2 hours of lectures/seminars per week for 10 weeks.
Requirements of Entry
Mandatory Entry Requirements
Entry to Honours Sociology requires a grade point average of 12 (Grade C) over Sociology 2A and Sociology 2B as a first attempt.
One 4000 word essay chosen from a selection of questions.
Are reassessment opportunities available for all summative assessments? Not applicable$reassessOppTxt
The course aims:
■ to introduce students to the debates over nations and nationalism;
■ to help students make a critical assessment of different theories;
■ to encourage students to take an interdisciplinary approach to the study of the subject;
■ and to equip students to make their own analysis of both historical and contemporary national movements.
Intended Learning Outcomes of Course
By the end of this course students will have:
■ an awareness of the main theories of nationalism and capability of evaluating their varying levels of explanatory power;

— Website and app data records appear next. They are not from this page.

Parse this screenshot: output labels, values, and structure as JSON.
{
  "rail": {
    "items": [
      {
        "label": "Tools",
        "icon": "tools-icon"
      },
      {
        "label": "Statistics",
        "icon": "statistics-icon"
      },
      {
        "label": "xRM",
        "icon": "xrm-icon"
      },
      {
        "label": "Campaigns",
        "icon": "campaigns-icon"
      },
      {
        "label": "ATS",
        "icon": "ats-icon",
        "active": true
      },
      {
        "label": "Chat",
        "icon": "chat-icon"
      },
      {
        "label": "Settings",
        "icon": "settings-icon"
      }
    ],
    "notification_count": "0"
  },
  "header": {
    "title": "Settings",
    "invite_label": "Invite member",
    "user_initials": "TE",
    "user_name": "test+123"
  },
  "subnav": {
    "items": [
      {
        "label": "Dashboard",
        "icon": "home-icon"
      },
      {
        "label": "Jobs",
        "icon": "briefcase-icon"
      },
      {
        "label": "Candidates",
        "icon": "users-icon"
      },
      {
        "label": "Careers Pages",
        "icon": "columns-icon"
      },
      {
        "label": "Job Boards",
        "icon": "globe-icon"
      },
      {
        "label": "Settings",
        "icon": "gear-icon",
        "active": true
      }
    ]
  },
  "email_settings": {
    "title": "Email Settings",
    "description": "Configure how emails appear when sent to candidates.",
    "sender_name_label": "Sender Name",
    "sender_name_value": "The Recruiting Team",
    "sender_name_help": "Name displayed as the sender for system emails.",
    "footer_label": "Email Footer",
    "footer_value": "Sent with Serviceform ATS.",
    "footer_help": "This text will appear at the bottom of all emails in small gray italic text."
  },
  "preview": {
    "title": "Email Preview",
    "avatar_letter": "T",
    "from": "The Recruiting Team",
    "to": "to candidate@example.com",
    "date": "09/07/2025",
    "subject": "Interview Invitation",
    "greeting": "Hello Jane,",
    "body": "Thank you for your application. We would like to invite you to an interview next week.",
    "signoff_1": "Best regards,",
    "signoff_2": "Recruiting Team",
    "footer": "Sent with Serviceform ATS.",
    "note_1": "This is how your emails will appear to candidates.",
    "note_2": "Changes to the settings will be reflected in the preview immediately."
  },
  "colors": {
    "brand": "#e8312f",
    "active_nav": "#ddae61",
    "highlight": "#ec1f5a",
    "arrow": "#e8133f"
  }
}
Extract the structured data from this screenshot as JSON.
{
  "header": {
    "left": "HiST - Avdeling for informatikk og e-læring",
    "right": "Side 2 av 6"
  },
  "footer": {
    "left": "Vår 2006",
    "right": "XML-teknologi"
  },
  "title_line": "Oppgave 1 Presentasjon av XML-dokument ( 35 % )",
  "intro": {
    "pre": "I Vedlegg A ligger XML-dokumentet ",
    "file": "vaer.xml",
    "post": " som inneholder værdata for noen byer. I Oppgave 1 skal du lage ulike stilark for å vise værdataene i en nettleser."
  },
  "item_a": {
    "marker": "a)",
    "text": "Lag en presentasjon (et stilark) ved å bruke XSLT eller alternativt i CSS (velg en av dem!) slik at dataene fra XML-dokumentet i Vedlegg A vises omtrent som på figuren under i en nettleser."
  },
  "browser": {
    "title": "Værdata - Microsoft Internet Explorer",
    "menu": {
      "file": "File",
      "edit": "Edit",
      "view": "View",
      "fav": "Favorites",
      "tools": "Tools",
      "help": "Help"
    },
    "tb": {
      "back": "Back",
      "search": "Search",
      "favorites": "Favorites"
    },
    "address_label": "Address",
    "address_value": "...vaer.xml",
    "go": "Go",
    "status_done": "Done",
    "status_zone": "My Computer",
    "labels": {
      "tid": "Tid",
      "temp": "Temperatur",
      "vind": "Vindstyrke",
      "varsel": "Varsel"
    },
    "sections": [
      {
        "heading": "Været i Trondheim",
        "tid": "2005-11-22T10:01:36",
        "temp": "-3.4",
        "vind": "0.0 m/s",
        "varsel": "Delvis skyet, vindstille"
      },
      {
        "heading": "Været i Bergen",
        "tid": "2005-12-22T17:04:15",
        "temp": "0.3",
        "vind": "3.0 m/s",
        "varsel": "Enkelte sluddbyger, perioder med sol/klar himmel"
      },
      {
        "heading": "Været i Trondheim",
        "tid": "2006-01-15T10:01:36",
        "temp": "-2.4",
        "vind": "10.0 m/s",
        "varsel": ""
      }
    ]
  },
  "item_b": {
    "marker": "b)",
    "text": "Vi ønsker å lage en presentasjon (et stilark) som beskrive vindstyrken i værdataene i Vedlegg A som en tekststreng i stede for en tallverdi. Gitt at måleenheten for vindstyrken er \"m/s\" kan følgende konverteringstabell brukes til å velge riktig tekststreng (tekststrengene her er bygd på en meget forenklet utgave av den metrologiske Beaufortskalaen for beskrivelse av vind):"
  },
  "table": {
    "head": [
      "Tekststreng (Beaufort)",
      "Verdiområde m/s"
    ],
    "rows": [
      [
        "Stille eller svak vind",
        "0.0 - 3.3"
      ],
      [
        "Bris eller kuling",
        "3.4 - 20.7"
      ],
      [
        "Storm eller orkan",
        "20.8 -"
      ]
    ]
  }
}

■ an ability to distinguish between different types of nationalism (ethnic/civic, oppressor/oppressed, secessionist/irredentist) and between different forms taken by nations (nation-states, stateless nations, de-territorialised 'peoples'); and
■ and understanding of the connections between nation, ethnicity and 'race'.
Minimum Requirement for Award of Credits
Students must submit at least 75% by weight of the components (including examinations) of the course's summative assessment.